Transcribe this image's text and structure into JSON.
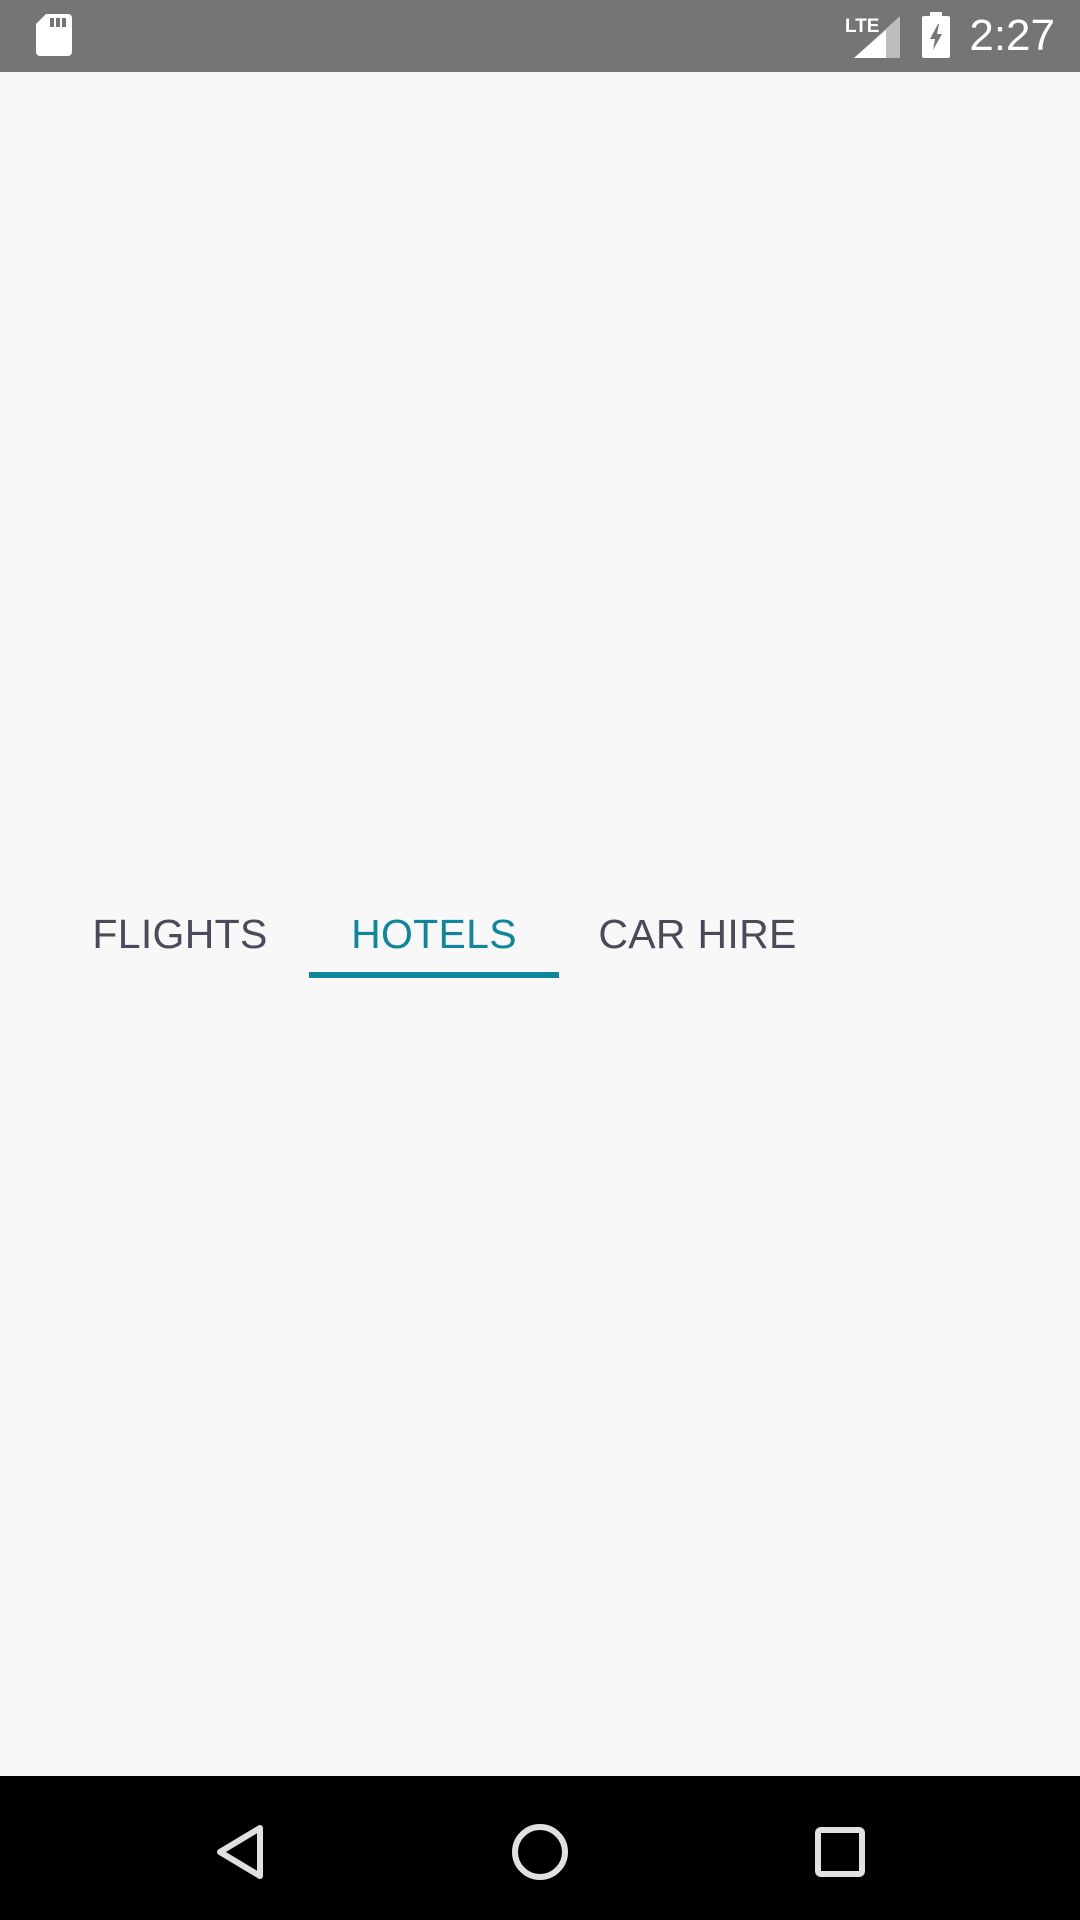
{
  "status_bar": {
    "time": "2:27",
    "network": "LTE",
    "icons": [
      "sd-card-icon",
      "lte-signal-icon",
      "battery-charging-icon"
    ]
  },
  "tabs": [
    {
      "label": "FLIGHTS",
      "active": false
    },
    {
      "label": "HOTELS",
      "active": true
    },
    {
      "label": "CAR HIRE",
      "active": false
    }
  ],
  "nav_bar": {
    "icons": [
      "back-icon",
      "home-icon",
      "recents-icon"
    ]
  },
  "colors": {
    "accent": "#0e879c",
    "tab_text": "#4a4a5a",
    "background": "#f8f8f9",
    "status_bar": "#757575",
    "nav_bar": "#000000"
  }
}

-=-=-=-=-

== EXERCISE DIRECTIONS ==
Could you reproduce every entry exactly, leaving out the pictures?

== SOLUTION FOR THIS PROBLEM ==
Transcribe this image's text and structure into JSON.
{
  "status_bar": {
    "time": "2:27",
    "network": "LTE",
    "icons": [
      "sd-card-icon",
      "lte-signal-icon",
      "battery-charging-icon"
    ]
  },
  "tabs": [
    {
      "label": "FLIGHTS",
      "active": false
    },
    {
      "label": "HOTELS",
      "active": true
    },
    {
      "label": "CAR HIRE",
      "active": false
    }
  ],
  "nav_bar": {
    "icons": [
      "back-icon",
      "home-icon",
      "recents-icon"
    ]
  },
  "colors": {
    "accent": "#0e879c",
    "tab_text": "#4a4a5a",
    "background": "#f8f8f9",
    "status_bar": "#757575",
    "nav_bar": "#000000"
  }
}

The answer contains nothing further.